Search

Village marks historic airship feat

PUBLISHED: 10:44 02 July 2009 | UPDATED: 11:08 12 July 2010

Villagers in Pulham St Mary are set to mark the 90th anniversary this month of the historic two-way crossing of the Atlantic in 1919 by the R34 airship.

Villagers in Pulham St Mary are set to mark the 90th anniversary this month of the historic two-way crossing of the Atlantic in 1919 by the R34 airship.

The village achieved international fame when the massive 634ft aircraft landed at Pulham Air Station following its epic journey of some 3,130 miles. The station band played to welcome the airship back, with crowds of well-wishers plus the 400 servicemen and local residents required to land her.

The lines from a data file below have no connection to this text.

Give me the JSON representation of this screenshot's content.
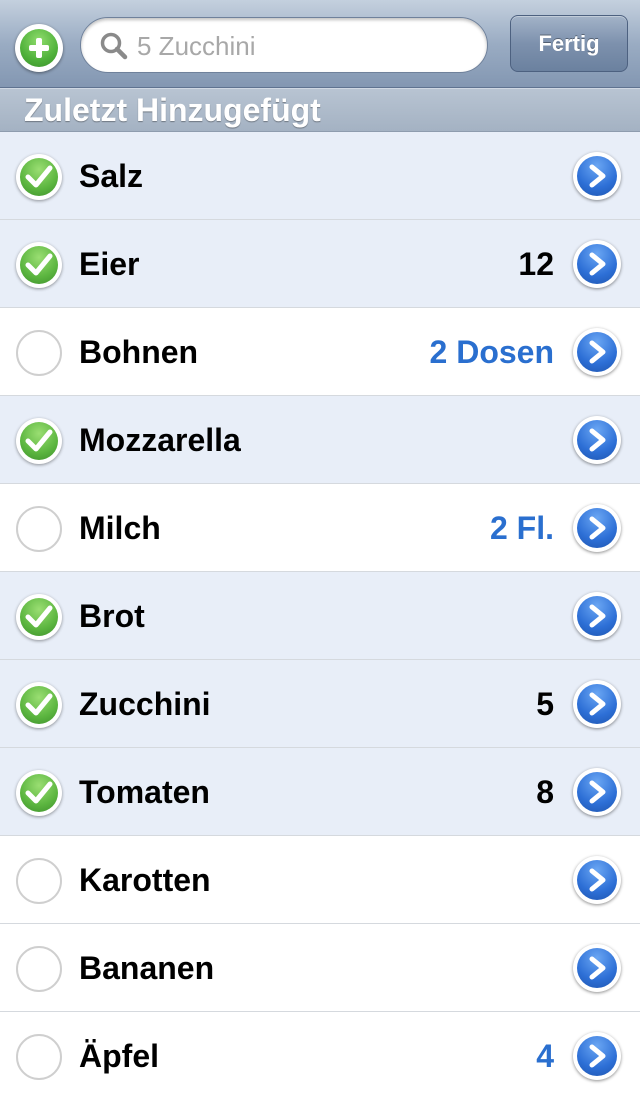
{
  "toolbar": {
    "search_placeholder": "5 Zucchini",
    "done_label": "Fertig"
  },
  "section": {
    "title": "Zuletzt Hinzugefügt"
  },
  "colors": {
    "checked_row": "#e8eef8",
    "quantity_blue": "#2a6fcf",
    "check_green": "#5bb53f",
    "disclosure_blue": "#2d6fd6"
  },
  "items": [
    {
      "name": "Salz",
      "quantity": "",
      "checked": true,
      "qty_style": "plain"
    },
    {
      "name": "Eier",
      "quantity": "12",
      "checked": true,
      "qty_style": "plain"
    },
    {
      "name": "Bohnen",
      "quantity": "2 Dosen",
      "checked": false,
      "qty_style": "blue"
    },
    {
      "name": "Mozzarella",
      "quantity": "",
      "checked": true,
      "qty_style": "plain"
    },
    {
      "name": "Milch",
      "quantity": "2 Fl.",
      "checked": false,
      "qty_style": "blue"
    },
    {
      "name": "Brot",
      "quantity": "",
      "checked": true,
      "qty_style": "plain"
    },
    {
      "name": "Zucchini",
      "quantity": "5",
      "checked": true,
      "qty_style": "plain"
    },
    {
      "name": "Tomaten",
      "quantity": "8",
      "checked": true,
      "qty_style": "plain"
    },
    {
      "name": "Karotten",
      "quantity": "",
      "checked": false,
      "qty_style": "plain"
    },
    {
      "name": "Bananen",
      "quantity": "",
      "checked": false,
      "qty_style": "plain"
    },
    {
      "name": "Äpfel",
      "quantity": "4",
      "checked": false,
      "qty_style": "blue"
    }
  ]
}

The R34 had taken off from East Fortune, near Edinburgh, on July 2 with a crew of thirty plus one stowaway William Ballantyne, who was discovered mid-Atlantic. It landed 108 hours and 12 minutes later at Mineola, New York to a tumultuous reception.

Major Pritchard parachuted to the ground to supervise the landing process, becoming the first man to parachute onto American soil.

The return journey took just over 75 hrs.

'Pulham Pigs' was the nickname given to the airships stationed at Pulham St Mary during the first and second world wars - so named because of their buff-coloured envelopes similar to the colour of a pig's skin.

To mark the 50th anniversary, the refurbished village sign depicting Pulham airships will be reinstated and unveiled by South Norfolk MP Richard Bacon, who lives in Pulham. He will be joined by parish councillors and members of the Pennoyers restoration team who are converting the former village school into a centre for the community.

The ceremony will be followed by a display of airship photographs in the village hall where refreshments will be available from 3pm-5pm.

From 1915 until the 1930s, airships from Pulham travelled the world. It has been said that in the early part of its life, the Royal Naval Air Station at Pulham was as famous as Cape Canaveral is today.

However, the former air station has recently become a focus for controversy because of proposals to develop a wind farm on part of the site, opposed by many residents in Pulham St Mary and neighbouring villages.


If you value what this story gives you, please consider supporting the Diss Mercury. Click the link in the orange box above for details.

Become a supporter

This newspaper has been a central part of community life for many years. Our industry faces testing times, which is why we're asking for your support. Every contribution will help us continue to produce local journalism that makes a measurable difference to our community.

Latest from the Diss Mercury